May 2010:  “Hello?  Hi, it’s me, Stan Heffner.  From Ohio.”
In May 2010, ODE reported to the Board of Education on the adoption of the new standards, including the national Common Core curriculum for English and math. Too bad Stan delayed the process back in 2007:

Students, however, won’t be held to the higher standards until the 2014-15 school year.
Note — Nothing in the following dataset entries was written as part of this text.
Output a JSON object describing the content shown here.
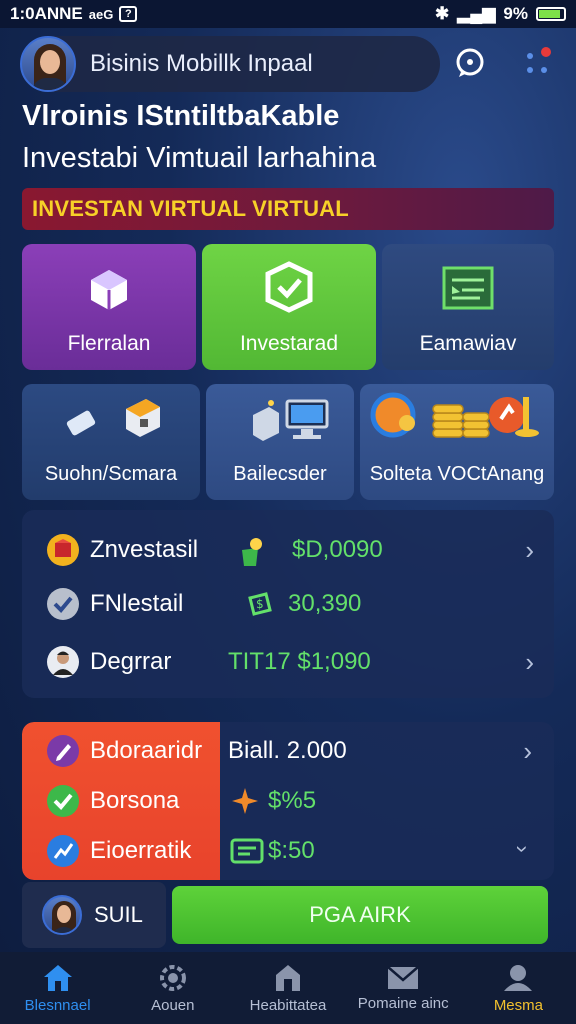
{
  "status_bar": {
    "time": "1:0ANNE",
    "carrier": "aeG",
    "battery": "9%"
  },
  "header": {
    "name": "Bisinis Mobillk Inpaal",
    "avatar": "profile-photo"
  },
  "title": {
    "line1": "Vlroinis IStntiltbaKable",
    "line2": "Investabi Vimtuail larhahina"
  },
  "banner": "INVESTAN VIRTUAL VIRTUAL",
  "tiles_row1": [
    {
      "label": "Flerralan",
      "color": "#7b3aa8",
      "icon": "cube-icon"
    },
    {
      "label": "Investarad",
      "color": "#62c73b",
      "icon": "shield-check-icon"
    },
    {
      "label": "Eamawiav",
      "color": "#283d6e",
      "icon": "document-icon"
    }
  ],
  "tiles_row2": [
    {
      "label": "Suohn/Scmara",
      "icon": "pipe-icon"
    },
    {
      "label": "Bailecsder",
      "icon": "computer-icon"
    },
    {
      "label": "Solteta VOCtAnang",
      "icon": "coins-icon"
    }
  ],
  "list1": [
    {
      "name": "Znvestasil",
      "value": "$D,0090",
      "icon": "box-icon"
    },
    {
      "name": "FNlestail",
      "value": "30,390",
      "icon": "check-icon"
    },
    {
      "name": "Degrrar",
      "value": "TIT17 $1;090",
      "icon": "person-icon"
    }
  ],
  "list2": [
    {
      "name": "Bdoraaridr",
      "value": "Biall. 2.000",
      "icon": "edit-icon"
    },
    {
      "name": "Borsona",
      "value": "$%5",
      "icon": "check-icon"
    },
    {
      "name": "Eioerratik",
      "value": "$:50",
      "icon": "chart-icon"
    }
  ],
  "user": {
    "name": "SUIL"
  },
  "cta": "PGA AIRK",
  "nav": [
    {
      "label": "Blesnnael",
      "icon": "home-icon",
      "color": "#2f8ff0"
    },
    {
      "label": "Aouen",
      "icon": "gear-icon",
      "color": "#b6bfd4"
    },
    {
      "label": "Heabittatea",
      "icon": "house-icon",
      "color": "#b6bfd4"
    },
    {
      "label": "Pomaine ainc",
      "icon": "mail-icon",
      "color": "#b6bfd4"
    },
    {
      "label": "Mesma",
      "icon": "user-icon",
      "color": "#f2c12e"
    }
  ]
}
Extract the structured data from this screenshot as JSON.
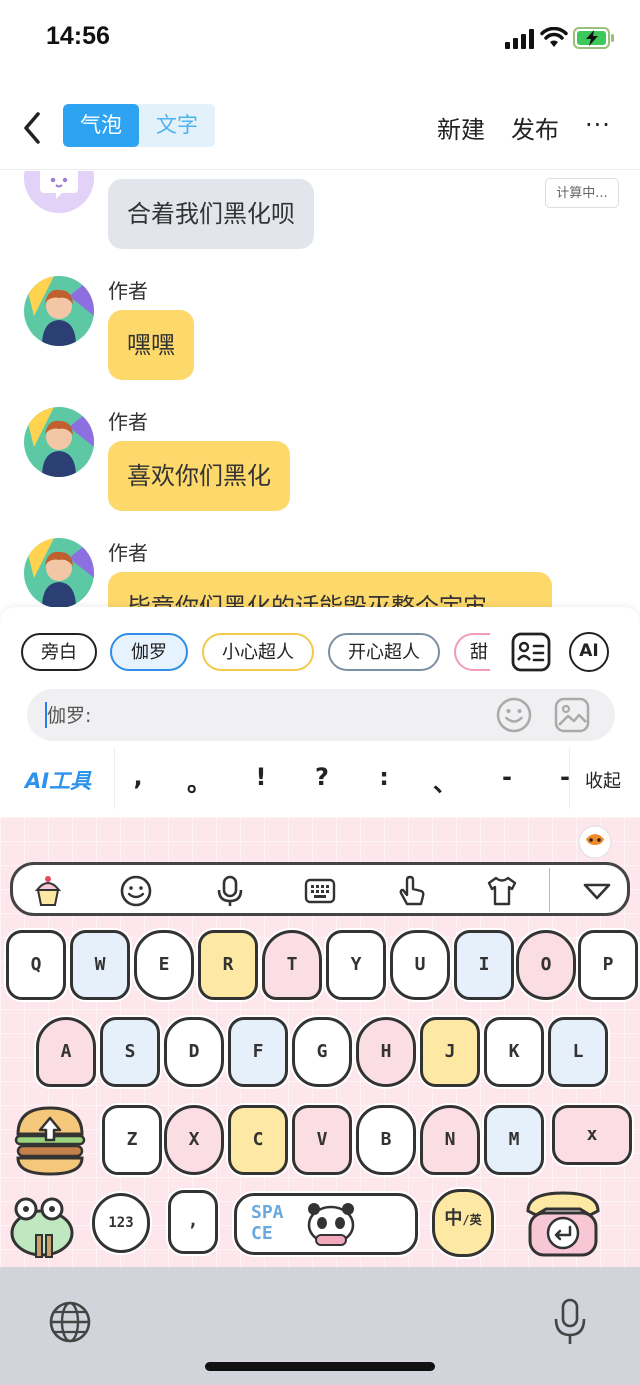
{
  "status_bar": {
    "time": "14:56"
  },
  "nav": {
    "tabs": [
      {
        "label": "气泡",
        "active": true
      },
      {
        "label": "文字",
        "active": false
      }
    ],
    "new_label": "新建",
    "publish_label": "发布",
    "more_label": "···"
  },
  "chat": {
    "calculating_tag": "计算中...",
    "messages": [
      {
        "author": "",
        "text": "合着我们黑化呗",
        "color": "grey"
      },
      {
        "author": "作者",
        "text": "嘿嘿",
        "color": "yellow"
      },
      {
        "author": "作者",
        "text": "喜欢你们黑化",
        "color": "yellow"
      },
      {
        "author": "作者",
        "text": "毕竟你们黑化的话能毁灭整个宇宙",
        "color": "yellow"
      }
    ]
  },
  "panel": {
    "chips": [
      {
        "label": "旁白",
        "color": "#222222",
        "selected": false
      },
      {
        "label": "伽罗",
        "color": "#2f8fe8",
        "selected": true
      },
      {
        "label": "小心超人",
        "color": "#f3c84b",
        "selected": false
      },
      {
        "label": "开心超人",
        "color": "#7d8fa3",
        "selected": false
      },
      {
        "label": "甜",
        "color": "#f29bb5",
        "selected": false
      }
    ],
    "ai_label": "AI",
    "input_prefix": "伽罗:",
    "ai_tools_label": "AI工具",
    "punctuation": [
      ",",
      "。",
      "!",
      "?",
      ":",
      "、",
      "-",
      "-"
    ],
    "collapse_label": "收起"
  },
  "keyboard": {
    "rows": [
      [
        "Q",
        "W",
        "E",
        "R",
        "T",
        "Y",
        "U",
        "I",
        "O",
        "P"
      ],
      [
        "A",
        "S",
        "D",
        "F",
        "G",
        "H",
        "J",
        "K",
        "L"
      ],
      [
        "Z",
        "X",
        "C",
        "V",
        "B",
        "N",
        "M"
      ]
    ],
    "delete_label": "x",
    "num_label": "123",
    "comma_label": ",",
    "space_label_1": "SPA",
    "space_label_2": "CE",
    "lang_label_1": "中",
    "lang_label_2": "/英"
  },
  "colors": {
    "accent": "#2ea3f2",
    "bubble_yellow": "#fdd86a",
    "bubble_grey": "#e2e6ec",
    "keyboard_bg": "#fde7ec"
  }
}
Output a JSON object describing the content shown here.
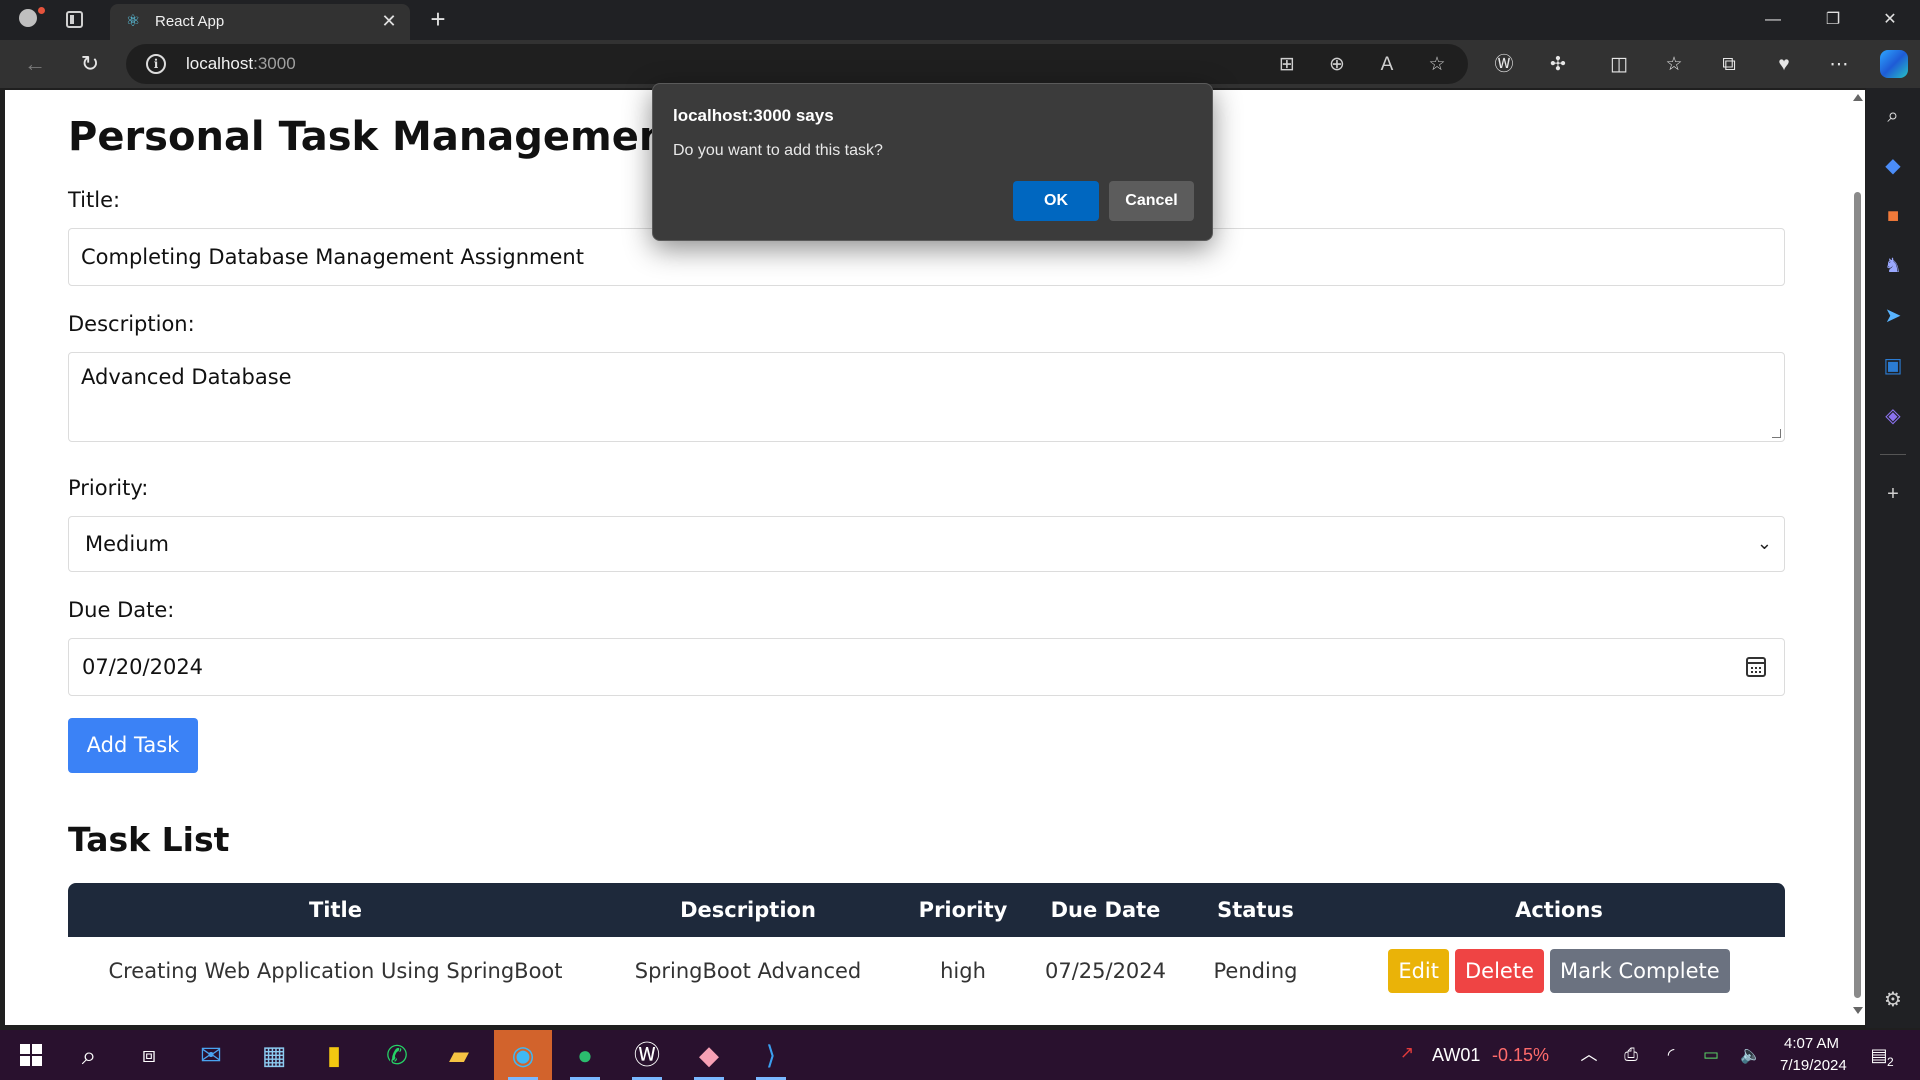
{
  "browser": {
    "tab_title": "React App",
    "tab_close": "✕",
    "new_tab": "+",
    "url_host": "localhost",
    "url_port": ":3000",
    "window_controls": {
      "minimize": "—",
      "restore": "❐",
      "close": "✕"
    }
  },
  "page": {
    "title": "Personal Task Management To",
    "form": {
      "title_label": "Title:",
      "title_value": "Completing Database Management Assignment",
      "description_label": "Description:",
      "description_value": "Advanced Database",
      "priority_label": "Priority:",
      "priority_value": "Medium",
      "due_label": "Due Date:",
      "due_value": "07/20/2024",
      "add_button": "Add Task"
    },
    "task_list": {
      "heading": "Task List",
      "columns": [
        "Title",
        "Description",
        "Priority",
        "Due Date",
        "Status",
        "Actions"
      ],
      "rows": [
        {
          "title": "Creating Web Application Using SpringBoot",
          "description": "SpringBoot Advanced",
          "priority": "high",
          "due_date": "07/25/2024",
          "status": "Pending",
          "actions": {
            "edit": "Edit",
            "delete": "Delete",
            "complete": "Mark Complete"
          }
        }
      ]
    }
  },
  "dialog": {
    "title": "localhost:3000 says",
    "message": "Do you want to add this task?",
    "ok": "OK",
    "cancel": "Cancel"
  },
  "taskbar": {
    "stock_symbol": "AW01",
    "stock_change": "-0.15%",
    "time": "4:07 AM",
    "date": "7/19/2024",
    "notification_count": "2"
  },
  "colors": {
    "accent_blue": "#3b82f6",
    "table_header": "#1e293b",
    "edit": "#eab308",
    "delete": "#ef4444",
    "complete": "#6b7280",
    "dialog_ok": "#0067c0",
    "stock_negative": "#ff6b6b"
  }
}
The four-year delay is needed to allow state educators time to develop corresponding model curriculum and assessments, and to give teachers an opportunity to prepare.

In testimony before the House Education Committee, assistant superintendent Stan Heffner said “the new standards require higher-order thinking skills” such as reasoning, analysis and problem-solving.

Let’s see…if Heffner had acted on the report in 2007 to raise the bar, and if a four-year delay is necessary to allow educators time to adapt, then that would have put the changes in place around 2011-2012.  Hey, that’s now!

Look, we are well aware that Heffner simply goes whichever way the wind blows and he’s currently trying to appease the Governor, which means appeasing the charter school supporters, which means jumping however high the Fordham Institute dictates.  But Heffner’s flip-flopping routine is getting too hard to follow.  This man could give Mitt Romney a serious challenge in that category.

  • State assessments are just fine — assessments need overhauled
  • Curriculum is suitable for Ohio — let’s adopt something new
  • Teachers need four years to adjust — teachers should not wait
  • I’m not applying to be superintendent — I accept the Board president’s offer!
  • I’m going to work for ETS — I accept the Board president’s offer!

And the latest occurrence was today when we received a copy of the ODE Newsletter for the Offices of Curriculum, Instruction and Assessment.

The 2011 National Assessment of Educational Progress (NAEP) results were discussed at Heffner’s presentation earlier this month and in newspaper accounts of the event and were propped up as evidence of the need to “ramp up” the Ohio tests.  These are the same national assessments that Heffner’s ODE dismissed as irrelevant back in 2007, but are now indicative of Ohio’s educational failings.

Except that Heffner apparently forgot to distribute an internal ODE memo about raising the bar:

Hmm…are those results good?  Or bad?

Apparently it all depends on who’s writing the checks.